Certifications[edit]

The certification program recognizes counselors who have met predetermined standards in their training, experience and performance on the National Counselor Examination for Licensure and Certification (NCE).

National Certified Counselor (NCC)[edit]

NBCC's flagship certification is the National Certified Counselor (NCC). There are currently over 52,000 NCCs in the U.S. and many other countries.

The requirements include:

  • A graduate degree in counseling (or one with a major in counseling) from a regionally accredited college or university,
  • At least 48 semester hours of graduate-level coursework, including least one course in each of nine specified areas,
  • At least 3,000 hours of post-Master's counseling experience in an applied setting over a minimum of 24 months, 100 of which must be supervised by a qualified supervisor.
  • A passing score on the associated National Counselor Exam (NCE).

The NCC is a voluntary certification and is not required for supervised or independent practice, it identifies counselors who have voluntarily sought and met established professional standards. It is not, however, a substitute for state-mandated licensure. Many states use the NCE examination as part of their licensing requirements, which may provide license portability for counselors who wish to practice in more than one state.

Specialty certifications[edit]

In addition to the NCC, the NBCC also administers three specialty certifications, each requiring the NCC credential as a prerequisite or co-requisite, specialized graduate-level coursework, and passing of an examination in the specialty area.

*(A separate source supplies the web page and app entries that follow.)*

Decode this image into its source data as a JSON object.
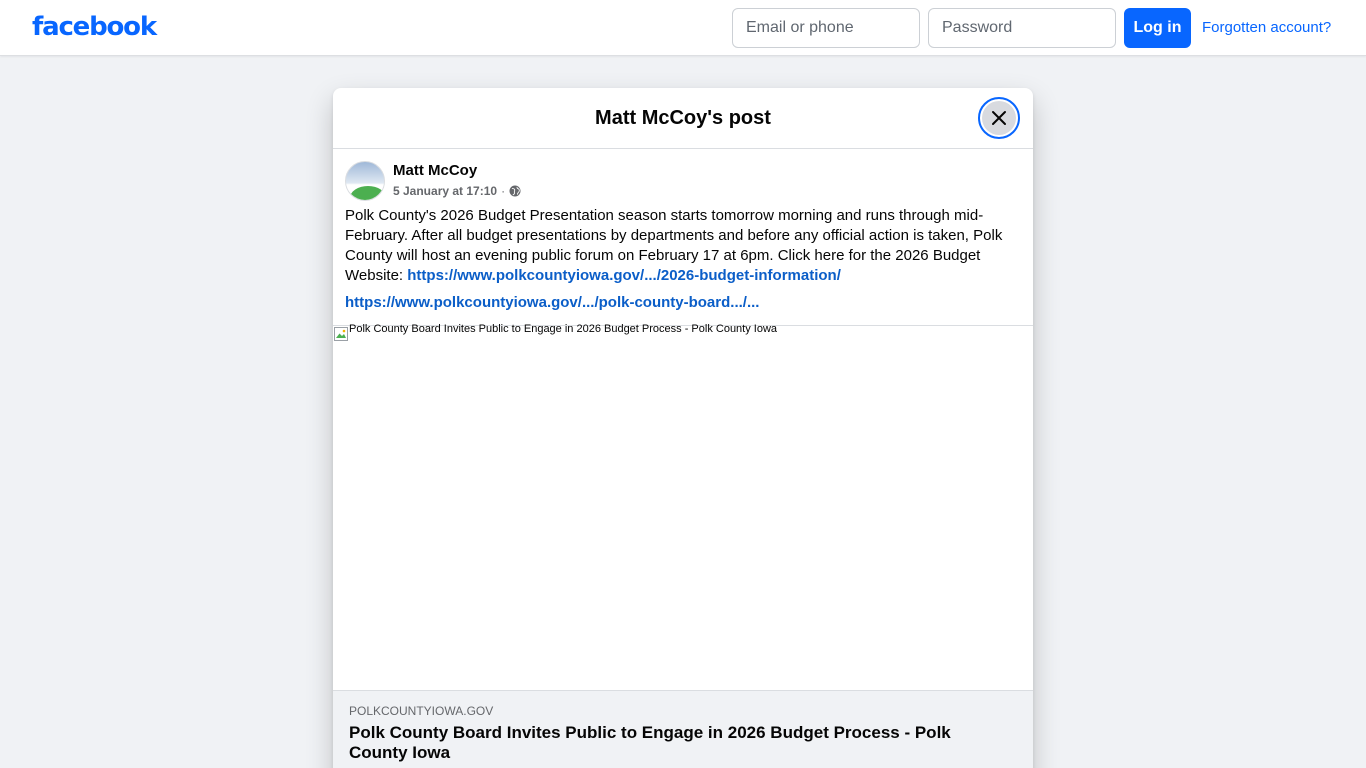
{
  "header": {
    "logo": "facebook",
    "email_placeholder": "Email or phone",
    "password_placeholder": "Password",
    "login_label": "Log in",
    "forgot_label": "Forgotten account?"
  },
  "modal": {
    "title": "Matt McCoy's post"
  },
  "post": {
    "author": "Matt McCoy",
    "timestamp": "5 January at 17:10",
    "separator": "·",
    "text": "Polk County's 2026 Budget Presentation season starts tomorrow morning and runs through mid-February. After all budget presentations by departments and before any official action is taken, Polk County will host an evening public forum on February 17 at 6pm. Click here for the 2026 Budget Website: ",
    "inline_link": "https://www.polkcountyiowa.gov/.../2026-budget-information/",
    "second_link": "https://www.polkcountyiowa.gov/.../polk-county-board.../..."
  },
  "preview": {
    "image_alt": "Polk County Board Invites Public to Engage in 2026 Budget Process - Polk County Iowa",
    "domain": "POLKCOUNTYIOWA.GOV",
    "title": "Polk County Board Invites Public to Engage in 2026 Budget Process - Polk County Iowa"
  },
  "colors": {
    "brand": "#0866ff",
    "link": "#0b5ec8",
    "page_bg": "#f0f2f5"
  },
  "icons": {
    "close": "close-icon",
    "audience": "globe-icon",
    "broken_image": "broken-image-icon"
  }
}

  • Certified Clinical Mental Health Counselor (CCMHC)
  • Master Addictions Counselor (MAC)
  • National Certified School Counselor (NCSC)

Two other specialty credentials, the National Certified Career Counselor (NCCC) and the National Certified Gerontological Counselor(NCGC)were retired. There are several hundred counselors who hold these credentials, but they are no longer offered to new applicants.

References[edit]

  • Clawson, T. W., Henderson, D. A., & Schweiger, W. K. (2004). Counselor Preparation (11th ed.). New York: Brunner-Routledge.
  • Sweeney, T. J. (1995). Accreditation, credentialing, professionalization: The role of specialties. Journal of Counseling and Development, 74, 117–126.
  • National Board for Certified Counselors, http://www.nbcc.org
  1. ^ "About NBCC". Retrieved 2011-11-21. 

External links[edit]

http://www.credentialingexcellence.org/